"The first new play by William Mastrosimone to premiere in New York in some time, this 90-minute, three-character piece is a head-scratcher: Whatever points it makes get muddled by ambiguous character development, a far-fetched setup and one long scene that gives new meaning to 'toxic masculinity.'" Full Review
"It has a little of Pixar's 'Inside Out' (emotions as characters) and a little of Broadway's 'Disaster!' (musical-theater fan favorites doing campy material) plus the exuberantly performed up-tempo numbers of a theme-park revue and the over-the-top costumes of a drag ball." Full Review
"This massive misfire tells three different stories, with barely a sentence of realistic-sounding dialogue among them.
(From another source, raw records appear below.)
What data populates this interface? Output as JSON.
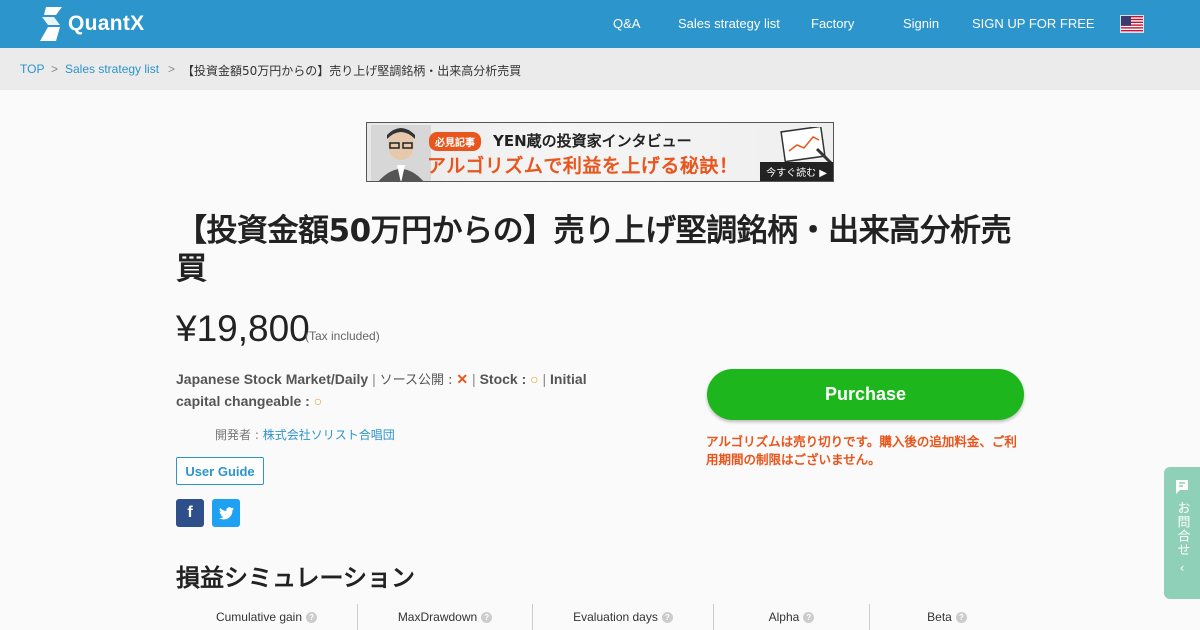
{
  "header": {
    "logo_text": "QuantX",
    "nav": [
      {
        "label": "Q&A"
      },
      {
        "label": "Sales strategy list"
      },
      {
        "label": "Factory"
      },
      {
        "label": "Signin"
      },
      {
        "label": "SIGN UP FOR FREE"
      }
    ],
    "language_flag": "us-flag-icon"
  },
  "breadcrumb": {
    "items": [
      {
        "label": "TOP"
      },
      {
        "label": "Sales strategy list"
      }
    ],
    "separator": ">",
    "current": "【投資金額50万円からの】売り上げ堅調銘柄・出来高分析売買"
  },
  "banner": {
    "tag": "必見記事",
    "subtitle": "YEN蔵の投資家インタビュー",
    "headline": "アルゴリズムで利益を上げる秘訣！",
    "cta": "今すぐ読む ▶"
  },
  "product": {
    "title": "【投資金額50万円からの】売り上げ堅調銘柄・出来高分析売買",
    "price": "¥19,800",
    "tax_note": "(Tax included)",
    "market": "Japanese Stock Market/Daily",
    "source_label": "ソース公開 :",
    "source_mark": "✕",
    "stock_label": "Stock :",
    "stock_mark": "○",
    "capital_label": "Initial capital changeable :",
    "capital_mark": "○",
    "developer_label": "開発者 :",
    "developer_name": "株式会社ソリスト合唱団",
    "user_guide": "User Guide"
  },
  "purchase": {
    "button": "Purchase",
    "note": "アルゴリズムは売り切りです。購入後の追加料金、ご利用期間の制限はございません。"
  },
  "simulation": {
    "title": "損益シミュレーション",
    "columns": [
      {
        "label": "Cumulative gain"
      },
      {
        "label": "MaxDrawdown"
      },
      {
        "label": "Evaluation days"
      },
      {
        "label": "Alpha"
      },
      {
        "label": "Beta"
      }
    ]
  },
  "contact_tab": {
    "label": "お問合せ"
  },
  "colors": {
    "header": "#2b95cc",
    "accent_orange": "#e8561d",
    "purchase_green": "#1db61d",
    "contact_tab": "#8fd0b8"
  }
}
The only thing that makes One November Yankee tolerable-but only slightly, because the material is that dreadful-is the presence of Harry Hamlin and Stefanie Powers." Full Review
for a previous production "This could have been a very different kind of production, one lacking the dramatic momentum and vivid characterizations that Satter and her cast give it. It's unrecognizable as documentary-based theater if you associate that genre with a static staging." Full Review
"It's a script that could charitably be called overambitious; less charitably, pretentious. In stuffing in so many digressions and name-drops, the monologue loses focus…Muñoz is an asset to this production. He has an affable presence, and his heart is clearly in the role." Full Review
"'Paris' is an honest portrayal of people who need every dollar they earn. Or it's a sly commentary on how race figures into a seemingly nonracist environment. Or it's just a well-performed and engaging workplace dramedy. However it's viewed, this sharply written, superbly acted new play provides theatergoers with a jolt from winter doldrums. Full Review
"Cariou has at least some audience members in tears by the time Harry walks out that lake house door for the last time. If only the playwright, George Eastman, had more gracefully shaped the crisis that brings him to that point. Instead, he loaded the first act with too much exposition." Full Review